At the moment my training schedule has me cycling two hours on the road one day and 40 minutes on a stationery bike the next. I also do personal training three times a week. It’s a mix of power, strength, agility and plyometrics. Again it’s complicated by not having fingers. I can’t lift weights but we’ve found ways around it and my trainer pushes me bloody hard.
I have to fit in swim training as well, and I bodyboard for fun. I can’t get back on the surfboard yet as I don’t have the strength in my upper body. I also do yoga three times a week despite the problems with flexibility. Scar tissue doesn’t have the same flexibility as normal skin but it’s getting better.
On top of all that there’s physio. I have to do things such as bend my elbow 500 times a day, because large burn injuries often cause ossification (hardening of soft tissue) in the elbows. Basically, they’re stuck and you have a limited range of movement.
THE LONG ROAD TO RECOVERY
It’s important to say that it’s not only me who stepped up after the accident. Michael has been such a dedicated and supportive partner. There were times when I lashed out, wanting to hurt the people closest to me, but he was back again at 7am the next morning and still there at 7pm that night. He’s a really lovely man and I’m blessed to have him, but we wont tell him that or he’ll get a big head!
My trainer, my physiotherapist, my masseuse, my psychologist... Everyone in my home town of Ulladulla on the NSW south coast has been amazing. They had no experience of people with burns, but we worked it out along the way. I’ve never felt so loved and supported by my community. My best friends organised a masquerade ball which raised $ 60,000. With that money, I was able to go to a world-renowned burns clinic in the south of France.
I didn’t only make physical gains there, I made psychological ones, too. I was still wearing the mask when I came home but I felt like the old Turia was still alive – I felt more like me. It sounds ridiculous because who else would I be? I can’t put my finger on why that was. Perhaps one reason was that I had time by myself. We all need that and I hadn’t had any for a year.
Also, there’s so much emphasis on physical recovery but mental and emotional recovery are just as important. When I first got out of hospital, I felt so depressed I started to think about suicide. I felt useless and worthless, I couldn’t do anything – I couldn’t run, swim, surf, brush my teeth. I couldn’t wipe my own behind. I thought, why am I even alive? I can’t do anything. I can’t enjoy life. What’s the point?
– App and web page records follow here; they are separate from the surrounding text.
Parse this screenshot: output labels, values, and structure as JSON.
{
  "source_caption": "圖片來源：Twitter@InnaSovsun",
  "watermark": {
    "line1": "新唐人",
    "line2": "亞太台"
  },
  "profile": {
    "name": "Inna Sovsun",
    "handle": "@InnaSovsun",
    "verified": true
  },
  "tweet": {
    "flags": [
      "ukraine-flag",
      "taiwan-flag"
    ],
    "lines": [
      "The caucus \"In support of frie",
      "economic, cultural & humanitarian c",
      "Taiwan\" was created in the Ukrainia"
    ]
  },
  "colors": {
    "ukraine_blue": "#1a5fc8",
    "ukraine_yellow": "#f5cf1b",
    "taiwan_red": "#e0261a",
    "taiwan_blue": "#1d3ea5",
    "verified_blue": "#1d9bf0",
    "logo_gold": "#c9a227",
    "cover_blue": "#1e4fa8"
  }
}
I knew then that I needed professional help and I’m not ashamed of feeling like that – it’s perfectly normal. Writing my book, Everything to Live For ( Random House), helped, as did returning to study. But the psychologist also taught me that it’s not realistic to expect to feel good all the time. So when I feel angry, I think, yep, I feel angry today, or I’m sad today, and that’s fine.